The Gold Spot was downtown’s underground bowling alley from approximately 1939 to 1950 — and you can still see remnants of the bowling alley on the sidewalk across from the Westward Ho on the southeast corner of Central Avenue and Pierce Street. Look for the glass blocks in the sidewalk, which were once used as subterranean skylights.
Unfortunately, there isn’t much else left of the bowling alley — but we can dream of it someday being redeveloped.
The “ghost letters” are created with reflective material that is hidden during the day. Here’s how you can capture the letters at night: Head to First and Adams streets and find the Renaissance Phoenix Downtown Hotel, stand across the street from the valet area on First Street, turn on your camera’s flash, point your camera toward the East-facing wall, take a photo and keep snapping until you get the “PHX” letters.
And don’t forget to use #DTPHX when posting!

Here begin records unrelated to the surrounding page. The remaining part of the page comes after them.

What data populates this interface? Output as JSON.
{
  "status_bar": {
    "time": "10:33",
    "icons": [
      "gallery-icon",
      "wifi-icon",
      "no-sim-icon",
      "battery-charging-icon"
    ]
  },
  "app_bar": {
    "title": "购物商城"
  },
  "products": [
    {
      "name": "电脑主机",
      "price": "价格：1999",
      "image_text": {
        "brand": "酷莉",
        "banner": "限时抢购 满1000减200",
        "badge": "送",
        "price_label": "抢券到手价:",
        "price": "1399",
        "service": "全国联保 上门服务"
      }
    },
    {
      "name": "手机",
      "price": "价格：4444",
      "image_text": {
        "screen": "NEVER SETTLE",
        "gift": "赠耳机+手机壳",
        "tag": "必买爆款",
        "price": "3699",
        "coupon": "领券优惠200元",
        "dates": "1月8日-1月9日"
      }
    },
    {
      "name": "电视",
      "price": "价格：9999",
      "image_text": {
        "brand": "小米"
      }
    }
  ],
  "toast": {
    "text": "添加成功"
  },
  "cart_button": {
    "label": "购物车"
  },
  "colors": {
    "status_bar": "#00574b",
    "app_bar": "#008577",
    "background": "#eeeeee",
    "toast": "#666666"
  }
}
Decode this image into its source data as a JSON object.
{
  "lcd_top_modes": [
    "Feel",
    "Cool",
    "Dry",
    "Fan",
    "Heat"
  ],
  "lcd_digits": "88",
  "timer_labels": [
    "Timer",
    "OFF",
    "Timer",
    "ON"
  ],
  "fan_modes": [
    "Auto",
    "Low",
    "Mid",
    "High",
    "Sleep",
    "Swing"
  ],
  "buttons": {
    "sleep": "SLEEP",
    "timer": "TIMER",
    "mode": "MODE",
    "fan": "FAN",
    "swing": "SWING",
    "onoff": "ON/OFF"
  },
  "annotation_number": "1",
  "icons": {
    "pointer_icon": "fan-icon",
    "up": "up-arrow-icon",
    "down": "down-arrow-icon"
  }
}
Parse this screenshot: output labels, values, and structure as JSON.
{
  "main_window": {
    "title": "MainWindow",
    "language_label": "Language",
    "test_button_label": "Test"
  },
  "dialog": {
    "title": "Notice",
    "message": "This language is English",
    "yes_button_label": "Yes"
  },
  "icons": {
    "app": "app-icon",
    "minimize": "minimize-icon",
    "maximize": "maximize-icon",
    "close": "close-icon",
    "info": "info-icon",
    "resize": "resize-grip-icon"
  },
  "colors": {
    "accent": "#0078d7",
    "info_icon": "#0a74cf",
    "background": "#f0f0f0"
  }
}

Marilyn Monroe stayed in this room at the Hotel San Carlos twice in the 1950s. She preferred the hotel for its privacy at the time and chose to stay in the suite directly next to the pool so that she could swim at any hour. Other stars that frequented the historic hotel include Mae West, Clark Gable and Humphrey Bogart — who have suites and gold stars on the bordering sidewalk of Monroe Street and Central Avenue named in their honor.
We get a panning look at our city nearly 60 years ago at the beginning of the classic film. At the start, you’ll see the Heard Building (not the Westward Ho), Hanny’s and an assortment of other Phoenix relics. Hitchcock then zooms into the Jefferson Hotel (now the Barrister Place building) where Marion Crane and Sam Loomis discuss their future.
Built atop the 2,800-foot-long Interstate-10 tunnel and commonly referred to as deck park — Margaret T. Hance Park has hosted food festivals, countless community events and even an NCAA Final Four March Madness Music Festival with 20,000 attendees.
Phoenix Community Alliance (PCA) and the Hance Park Conservancy are leading fundraising efforts to revitalize the park with shade trees, a splash pad, amphitheater and a restaurant.
Thousands flock to the First Friday Art Walk to experience downtown’s artistic side through galleries, performances and murals. Beyond Roosevelt Row, public art can also be found on Grand Avenue, in the downtown core and the Warehouse District.
Just last year downtown added a mural on the Renaissance Phoenix Downtown Hotel by Clyde, an uplifting “You Are Amazing” mural on the Hyatt Regency Garage by Kyllan Maney and Jayarr and several artist-painting Giving Meters throughout the city.
Before it was the Hilton Garden Inn, the Art Deco skyscraper on Central Avenue and Monroe Street was home to Valley National Bank of Arizona from 1932 to 1972.
After a long vacancy, the building was renovated to become a 170-room hotel in 2016 — where you can find the bank’s original tile in the lobby, a business center converted from the office of the bank’s president and an old deposit box in the wall.
The past few years have seen a marked increase in residential completions, with no signs of a slowdown. Downtown Phoenix’s residential population is expected to nearly double in population in the next five years— thanks to developments like Block 23. Other developments to watch include Adeline at Collier Center (379 units), Kenect Phoenix (320 units), X Phoenix (253 units) and The Derby (211 units).
Built in 1972, the 40-story tower takes up an entire city block. The second-tallest building, U.S. Bank Center, is just a block away.
Who knew?! The state amphibian is an Arizona tree frog, which is green and a bit larger than a quarter. Although you may not see any live tree frogs in downtown, you can admire large lifelike artwork of them in the fountains of the Arizona Center.
The red rock walls and turquoise waters of the Grand Canyon inspired the architecture of the Convention Center when it was expanded in 2008. The $600 million project tripled the size of the center to more than 900,000 square feet of extraordinary meeting and exhibit space.
No crane, no gain. As one of the fastest growing cities in the U.S., Downtown Phoenix is reaching new heights each year with the most continuous development momentum ever. From now until the end of the year, you can expect to see 11 cranes in the rising skyline.